Work to be completed –
Examine each line of the data. Copy the line if it includes the word "Return".

Records for this task –
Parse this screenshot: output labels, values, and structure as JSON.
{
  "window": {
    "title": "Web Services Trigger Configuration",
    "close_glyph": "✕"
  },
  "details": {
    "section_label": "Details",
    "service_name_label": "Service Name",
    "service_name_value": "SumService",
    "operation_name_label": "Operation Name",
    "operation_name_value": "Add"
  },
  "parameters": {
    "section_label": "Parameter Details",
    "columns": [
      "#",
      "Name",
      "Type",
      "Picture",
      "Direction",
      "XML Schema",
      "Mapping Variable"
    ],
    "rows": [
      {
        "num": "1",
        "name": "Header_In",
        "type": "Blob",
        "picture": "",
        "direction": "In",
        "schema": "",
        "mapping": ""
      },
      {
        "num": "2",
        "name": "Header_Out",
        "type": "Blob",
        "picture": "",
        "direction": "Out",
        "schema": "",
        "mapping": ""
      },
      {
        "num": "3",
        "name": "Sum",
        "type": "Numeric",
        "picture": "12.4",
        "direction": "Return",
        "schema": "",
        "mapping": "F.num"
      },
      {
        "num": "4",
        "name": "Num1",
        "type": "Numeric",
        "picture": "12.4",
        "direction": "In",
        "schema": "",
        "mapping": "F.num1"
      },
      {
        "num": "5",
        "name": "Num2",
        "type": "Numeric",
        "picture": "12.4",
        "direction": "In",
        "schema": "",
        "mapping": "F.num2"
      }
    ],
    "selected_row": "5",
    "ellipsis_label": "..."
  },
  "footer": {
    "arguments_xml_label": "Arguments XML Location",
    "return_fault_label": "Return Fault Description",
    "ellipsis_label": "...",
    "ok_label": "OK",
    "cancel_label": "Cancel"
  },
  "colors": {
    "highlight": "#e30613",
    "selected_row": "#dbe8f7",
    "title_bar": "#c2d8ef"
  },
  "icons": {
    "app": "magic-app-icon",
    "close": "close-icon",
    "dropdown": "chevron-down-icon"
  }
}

Worked solution –
        "direction": "Return",
    "return_fault_label": "Return Fault Description",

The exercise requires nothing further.